■ TASK BRIEF:
Check every line below, and copy those that include "medium".

[Stored items]
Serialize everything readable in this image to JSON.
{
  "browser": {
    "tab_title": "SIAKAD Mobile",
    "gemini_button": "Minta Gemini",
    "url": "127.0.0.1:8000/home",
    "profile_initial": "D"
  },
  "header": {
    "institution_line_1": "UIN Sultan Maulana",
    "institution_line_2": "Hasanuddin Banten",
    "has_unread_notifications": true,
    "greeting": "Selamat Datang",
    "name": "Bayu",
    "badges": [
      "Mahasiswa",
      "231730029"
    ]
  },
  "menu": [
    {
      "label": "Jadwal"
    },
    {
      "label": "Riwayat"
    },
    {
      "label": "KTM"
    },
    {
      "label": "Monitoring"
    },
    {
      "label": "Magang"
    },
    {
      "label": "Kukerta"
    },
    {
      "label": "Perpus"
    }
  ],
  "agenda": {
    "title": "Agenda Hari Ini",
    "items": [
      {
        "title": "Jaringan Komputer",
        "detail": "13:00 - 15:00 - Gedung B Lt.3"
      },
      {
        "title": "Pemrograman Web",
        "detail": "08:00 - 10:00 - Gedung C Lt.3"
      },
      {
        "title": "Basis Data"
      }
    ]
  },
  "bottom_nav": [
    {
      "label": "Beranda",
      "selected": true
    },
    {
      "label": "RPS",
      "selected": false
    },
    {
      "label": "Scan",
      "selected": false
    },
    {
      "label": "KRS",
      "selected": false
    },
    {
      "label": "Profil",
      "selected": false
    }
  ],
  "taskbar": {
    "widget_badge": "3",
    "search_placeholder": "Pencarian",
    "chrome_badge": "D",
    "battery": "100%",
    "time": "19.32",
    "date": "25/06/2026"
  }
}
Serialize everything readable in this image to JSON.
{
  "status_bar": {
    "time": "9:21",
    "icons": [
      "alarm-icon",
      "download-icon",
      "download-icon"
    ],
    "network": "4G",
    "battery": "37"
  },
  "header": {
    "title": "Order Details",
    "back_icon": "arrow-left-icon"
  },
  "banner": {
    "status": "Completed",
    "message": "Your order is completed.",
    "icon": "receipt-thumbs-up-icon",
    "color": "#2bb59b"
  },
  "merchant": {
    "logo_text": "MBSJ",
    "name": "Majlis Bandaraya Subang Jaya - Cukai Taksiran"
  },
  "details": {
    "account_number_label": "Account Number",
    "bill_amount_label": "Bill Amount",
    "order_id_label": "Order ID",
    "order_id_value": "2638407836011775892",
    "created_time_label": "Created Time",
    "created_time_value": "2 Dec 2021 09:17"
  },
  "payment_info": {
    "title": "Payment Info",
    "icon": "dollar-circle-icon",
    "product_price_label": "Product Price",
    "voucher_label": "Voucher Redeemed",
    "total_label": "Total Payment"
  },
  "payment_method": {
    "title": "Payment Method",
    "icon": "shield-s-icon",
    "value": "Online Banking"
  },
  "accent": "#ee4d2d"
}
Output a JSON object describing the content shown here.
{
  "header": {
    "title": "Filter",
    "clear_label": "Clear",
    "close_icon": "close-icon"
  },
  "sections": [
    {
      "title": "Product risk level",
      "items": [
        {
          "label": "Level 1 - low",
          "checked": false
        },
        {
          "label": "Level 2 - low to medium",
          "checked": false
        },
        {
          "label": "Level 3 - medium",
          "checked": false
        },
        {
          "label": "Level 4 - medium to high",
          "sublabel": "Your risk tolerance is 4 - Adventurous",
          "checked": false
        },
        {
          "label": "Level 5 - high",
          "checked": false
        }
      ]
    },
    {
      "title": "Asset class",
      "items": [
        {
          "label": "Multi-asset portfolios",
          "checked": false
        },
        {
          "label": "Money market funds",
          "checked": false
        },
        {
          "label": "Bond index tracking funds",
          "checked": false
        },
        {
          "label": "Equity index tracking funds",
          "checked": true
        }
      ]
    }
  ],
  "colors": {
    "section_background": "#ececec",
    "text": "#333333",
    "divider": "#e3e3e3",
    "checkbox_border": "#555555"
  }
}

■ EXERCISE SOLUTION:
          "label": "Level 2 - low to medium",
          "label": "Level 3 - medium",
          "label": "Level 4 - medium to high",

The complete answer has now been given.